#### Dataset entries
■ ■ ■ ■ ■

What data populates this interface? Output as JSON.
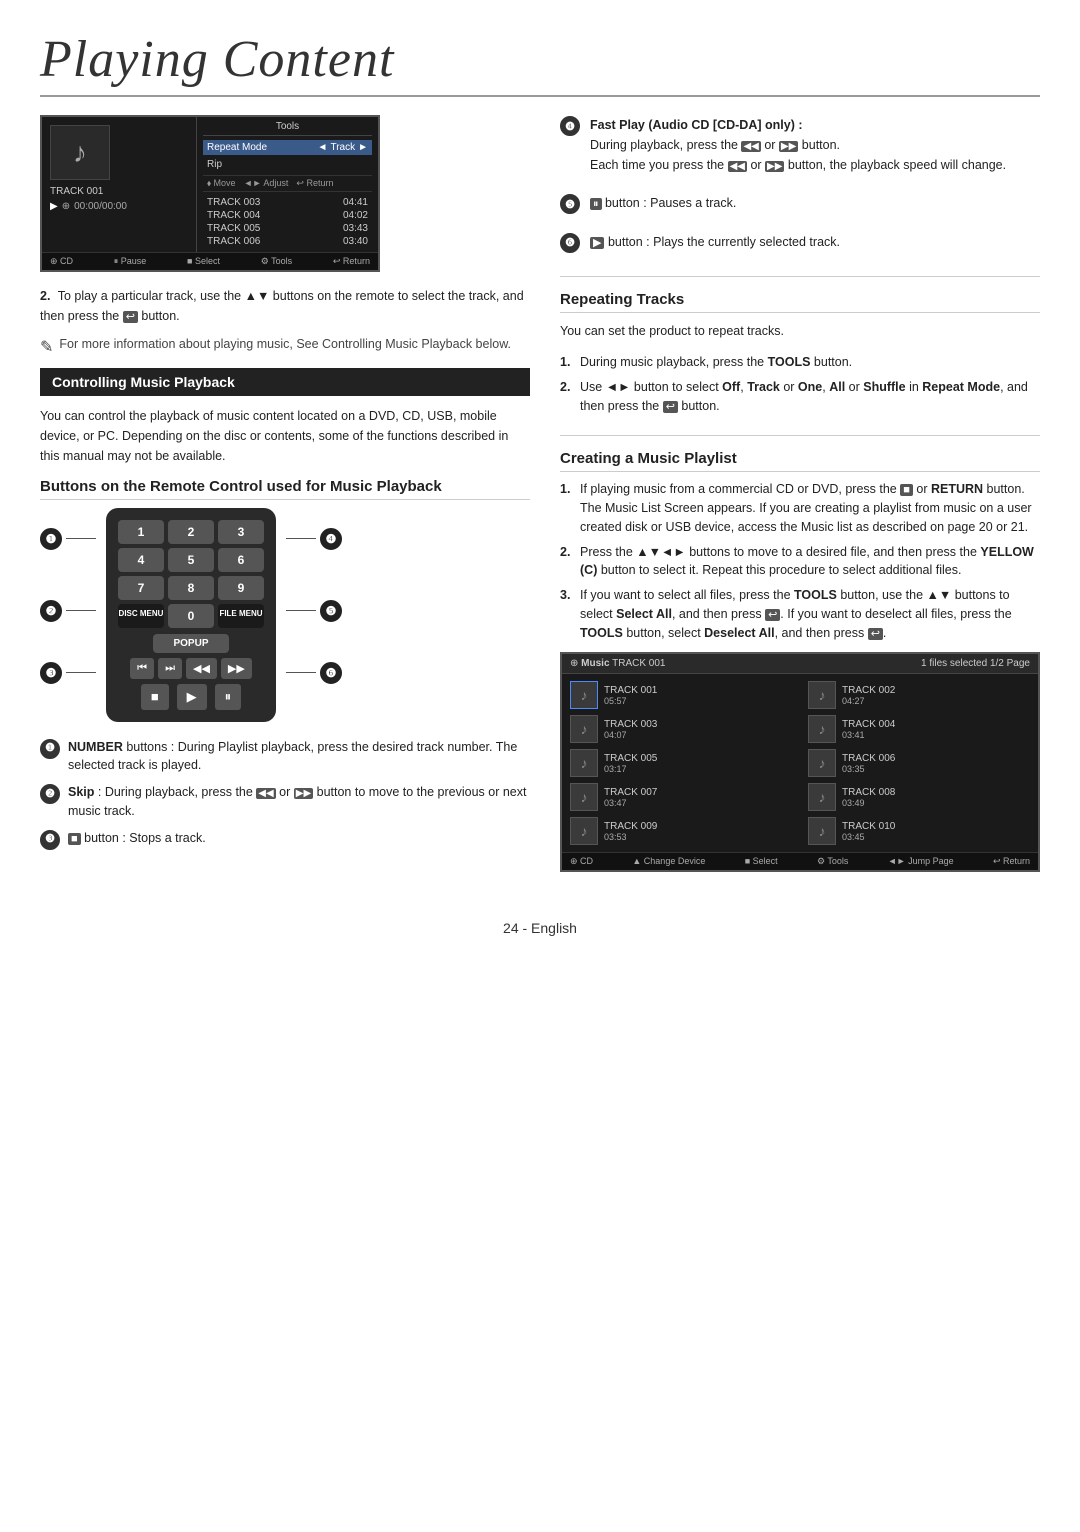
{
  "page": {
    "title": "Playing Content",
    "page_number": "24 - English"
  },
  "screen": {
    "track_label": "TRACK 001",
    "tools_header": "Tools",
    "repeat_mode_label": "Repeat Mode",
    "repeat_mode_value": "Track",
    "rip_label": "Rip",
    "nav_hints": [
      "Move",
      "Adjust",
      "Return"
    ],
    "tracks": [
      {
        "name": "TRACK 003",
        "time": "04:41"
      },
      {
        "name": "TRACK 004",
        "time": "04:02"
      },
      {
        "name": "TRACK 005",
        "time": "03:43"
      },
      {
        "name": "TRACK 006",
        "time": "03:40"
      }
    ],
    "time_display": "00:00/00:00",
    "footer_items": [
      "CD",
      "Pause",
      "Select",
      "Tools",
      "Return"
    ]
  },
  "steps_left": [
    {
      "num": "2.",
      "text": "To play a particular track, use the ▲▼ buttons on the remote to select the track, and then press the  button."
    }
  ],
  "note_text": "For more information about playing music, See Controlling Music Playback below.",
  "controlling_section": {
    "header": "Controlling Music Playback",
    "body": "You can control the playback of music content located on a DVD, CD, USB, mobile device, or PC. Depending on the disc or contents, some of the functions described in this manual may not be available."
  },
  "remote_section": {
    "title": "Buttons on the Remote Control used for Music Playback",
    "buttons": {
      "numbers": [
        "1",
        "2",
        "3",
        "4",
        "5",
        "6",
        "7",
        "8",
        "9"
      ],
      "zero": "0",
      "popup": "POPUP",
      "menu": "DISC MENU",
      "file_menu": "FILE MENU"
    },
    "labels": {
      "1": "❶",
      "2": "❷",
      "3": "❸",
      "4": "❹",
      "5": "❺",
      "6": "❻"
    }
  },
  "remote_descriptions": [
    {
      "num": "❶",
      "title": "NUMBER",
      "text": "buttons : During Playlist playback, press the desired track number. The selected track is played."
    },
    {
      "num": "❷",
      "title": "Skip",
      "text": ": During playback, press the  or  button to move to the previous or next music track."
    },
    {
      "num": "❸",
      "text": " button : Stops a track."
    }
  ],
  "right_col": {
    "fast_play": {
      "title": "Fast Play (Audio CD [CD-DA] only) :",
      "text1": "During playback, press the  or  button.",
      "text2": "Each time you press the  or  button, the playback speed will change."
    },
    "pause_btn": {
      "num": "❺",
      "text": " button : Pauses a track."
    },
    "play_btn": {
      "num": "❻",
      "text": " button : Plays the currently selected track."
    },
    "repeating_tracks": {
      "title": "Repeating Tracks",
      "intro": "You can set the product to repeat tracks.",
      "steps": [
        "During music playback, press the TOOLS button.",
        "Use ◄► button to select Off, Track or One, All or Shuffle in Repeat Mode, and then press the  button."
      ]
    },
    "creating_playlist": {
      "title": "Creating a Music Playlist",
      "steps": [
        "If playing music from a commercial CD or DVD, press the  or RETURN button. The Music List Screen appears. If you are creating a playlist from music on a user created disk or USB device, access the Music list as described on page 20 or 21.",
        "Press the ▲▼◄► buttons to move to a desired file, and then press the YELLOW (C) button to select it. Repeat this procedure to select additional files.",
        "If you want to select all files, press the TOOLS button, use the ▲▼ buttons to select Select All, and then press . If you want to deselect all files, press the TOOLS button, select Deselect All, and then press ."
      ]
    }
  },
  "playlist_screen": {
    "header_left": "Music  TRACK 001",
    "header_right": "1 files selected   1/2 Page",
    "tracks": [
      {
        "name": "TRACK 001",
        "time": "05:57",
        "selected": true
      },
      {
        "name": "TRACK 002",
        "time": "04:27",
        "selected": false
      },
      {
        "name": "TRACK 003",
        "time": "04:07",
        "selected": false
      },
      {
        "name": "TRACK 004",
        "time": "03:41",
        "selected": false
      },
      {
        "name": "TRACK 005",
        "time": "03:17",
        "selected": false
      },
      {
        "name": "TRACK 006",
        "time": "03:35",
        "selected": false
      },
      {
        "name": "TRACK 007",
        "time": "03:47",
        "selected": false
      },
      {
        "name": "TRACK 008",
        "time": "03:49",
        "selected": false
      },
      {
        "name": "TRACK 009",
        "time": "03:53",
        "selected": false
      },
      {
        "name": "TRACK 010",
        "time": "03:45",
        "selected": false
      }
    ],
    "footer": [
      "CD",
      "Change Device",
      "Select",
      "Tools",
      "Jump Page",
      "Return"
    ]
  }
}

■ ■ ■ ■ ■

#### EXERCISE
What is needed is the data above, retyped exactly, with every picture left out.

#### YOUR SOLUTION
What data populates this interface? Output as JSON.
{
  "page": {
    "title": "Playing Content",
    "page_number": "24 - English"
  },
  "screen": {
    "track_label": "TRACK 001",
    "tools_header": "Tools",
    "repeat_mode_label": "Repeat Mode",
    "repeat_mode_value": "Track",
    "rip_label": "Rip",
    "nav_hints": [
      "Move",
      "Adjust",
      "Return"
    ],
    "tracks": [
      {
        "name": "TRACK 003",
        "time": "04:41"
      },
      {
        "name": "TRACK 004",
        "time": "04:02"
      },
      {
        "name": "TRACK 005",
        "time": "03:43"
      },
      {
        "name": "TRACK 006",
        "time": "03:40"
      }
    ],
    "time_display": "00:00/00:00",
    "footer_items": [
      "CD",
      "Pause",
      "Select",
      "Tools",
      "Return"
    ]
  },
  "steps_left": [
    {
      "num": "2.",
      "text": "To play a particular track, use the ▲▼ buttons on the remote to select the track, and then press the  button."
    }
  ],
  "note_text": "For more information about playing music, See Controlling Music Playback below.",
  "controlling_section": {
    "header": "Controlling Music Playback",
    "body": "You can control the playback of music content located on a DVD, CD, USB, mobile device, or PC. Depending on the disc or contents, some of the functions described in this manual may not be available."
  },
  "remote_section": {
    "title": "Buttons on the Remote Control used for Music Playback",
    "buttons": {
      "numbers": [
        "1",
        "2",
        "3",
        "4",
        "5",
        "6",
        "7",
        "8",
        "9"
      ],
      "zero": "0",
      "popup": "POPUP",
      "menu": "DISC MENU",
      "file_menu": "FILE MENU"
    },
    "labels": {
      "1": "❶",
      "2": "❷",
      "3": "❸",
      "4": "❹",
      "5": "❺",
      "6": "❻"
    }
  },
  "remote_descriptions": [
    {
      "num": "❶",
      "title": "NUMBER",
      "text": "buttons : During Playlist playback, press the desired track number. The selected track is played."
    },
    {
      "num": "❷",
      "title": "Skip",
      "text": ": During playback, press the  or  button to move to the previous or next music track."
    },
    {
      "num": "❸",
      "text": " button : Stops a track."
    }
  ],
  "right_col": {
    "fast_play": {
      "title": "Fast Play (Audio CD [CD-DA] only) :",
      "text1": "During playback, press the  or  button.",
      "text2": "Each time you press the  or  button, the playback speed will change."
    },
    "pause_btn": {
      "num": "❺",
      "text": " button : Pauses a track."
    },
    "play_btn": {
      "num": "❻",
      "text": " button : Plays the currently selected track."
    },
    "repeating_tracks": {
      "title": "Repeating Tracks",
      "intro": "You can set the product to repeat tracks.",
      "steps": [
        "During music playback, press the TOOLS button.",
        "Use ◄► button to select Off, Track or One, All or Shuffle in Repeat Mode, and then press the  button."
      ]
    },
    "creating_playlist": {
      "title": "Creating a Music Playlist",
      "steps": [
        "If playing music from a commercial CD or DVD, press the  or RETURN button. The Music List Screen appears. If you are creating a playlist from music on a user created disk or USB device, access the Music list as described on page 20 or 21.",
        "Press the ▲▼◄► buttons to move to a desired file, and then press the YELLOW (C) button to select it. Repeat this procedure to select additional files.",
        "If you want to select all files, press the TOOLS button, use the ▲▼ buttons to select Select All, and then press . If you want to deselect all files, press the TOOLS button, select Deselect All, and then press ."
      ]
    }
  },
  "playlist_screen": {
    "header_left": "Music  TRACK 001",
    "header_right": "1 files selected   1/2 Page",
    "tracks": [
      {
        "name": "TRACK 001",
        "time": "05:57",
        "selected": true
      },
      {
        "name": "TRACK 002",
        "time": "04:27",
        "selected": false
      },
      {
        "name": "TRACK 003",
        "time": "04:07",
        "selected": false
      },
      {
        "name": "TRACK 004",
        "time": "03:41",
        "selected": false
      },
      {
        "name": "TRACK 005",
        "time": "03:17",
        "selected": false
      },
      {
        "name": "TRACK 006",
        "time": "03:35",
        "selected": false
      },
      {
        "name": "TRACK 007",
        "time": "03:47",
        "selected": false
      },
      {
        "name": "TRACK 008",
        "time": "03:49",
        "selected": false
      },
      {
        "name": "TRACK 009",
        "time": "03:53",
        "selected": false
      },
      {
        "name": "TRACK 010",
        "time": "03:45",
        "selected": false
      }
    ],
    "footer": [
      "CD",
      "Change Device",
      "Select",
      "Tools",
      "Jump Page",
      "Return"
    ]
  }
}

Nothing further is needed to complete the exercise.